→ What is required
Quote all of the data exactly as given. Skip every picture it contains.

→ Materials provided
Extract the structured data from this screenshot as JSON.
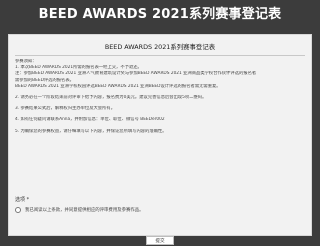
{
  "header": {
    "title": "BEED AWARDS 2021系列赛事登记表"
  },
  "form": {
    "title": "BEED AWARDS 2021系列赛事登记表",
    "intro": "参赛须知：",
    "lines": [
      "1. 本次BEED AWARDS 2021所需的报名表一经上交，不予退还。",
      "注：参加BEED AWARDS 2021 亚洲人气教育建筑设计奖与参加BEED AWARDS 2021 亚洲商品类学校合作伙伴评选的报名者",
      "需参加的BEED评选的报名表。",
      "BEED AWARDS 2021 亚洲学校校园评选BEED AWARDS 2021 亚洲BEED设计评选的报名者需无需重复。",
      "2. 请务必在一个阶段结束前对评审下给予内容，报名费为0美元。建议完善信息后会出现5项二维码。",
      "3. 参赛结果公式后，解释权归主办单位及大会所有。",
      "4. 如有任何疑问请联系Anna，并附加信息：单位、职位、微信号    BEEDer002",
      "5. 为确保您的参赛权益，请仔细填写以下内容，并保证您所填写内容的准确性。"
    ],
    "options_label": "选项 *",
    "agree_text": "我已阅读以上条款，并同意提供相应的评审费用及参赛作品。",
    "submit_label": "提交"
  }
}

→ Exercise response
Extract the structured data from this screenshot as JSON.
{
  "header": {
    "title": "BEED AWARDS 2021系列赛事登记表"
  },
  "form": {
    "title": "BEED AWARDS 2021系列赛事登记表",
    "intro": "参赛须知：",
    "lines": [
      "1. 本次BEED AWARDS 2021所需的报名表一经上交，不予退还。",
      "注：参加BEED AWARDS 2021 亚洲人气教育建筑设计奖与参加BEED AWARDS 2021 亚洲商品类学校合作伙伴评选的报名者",
      "需参加的BEED评选的报名表。",
      "BEED AWARDS 2021 亚洲学校校园评选BEED AWARDS 2021 亚洲BEED设计评选的报名者需无需重复。",
      "2. 请务必在一个阶段结束前对评审下给予内容，报名费为0美元。建议完善信息后会出现5项二维码。",
      "3. 参赛结果公式后，解释权归主办单位及大会所有。",
      "4. 如有任何疑问请联系Anna，并附加信息：单位、职位、微信号    BEEDer002",
      "5. 为确保您的参赛权益，请仔细填写以下内容，并保证您所填写内容的准确性。"
    ],
    "options_label": "选项 *",
    "agree_text": "我已阅读以上条款，并同意提供相应的评审费用及参赛作品。",
    "submit_label": "提交"
  }
}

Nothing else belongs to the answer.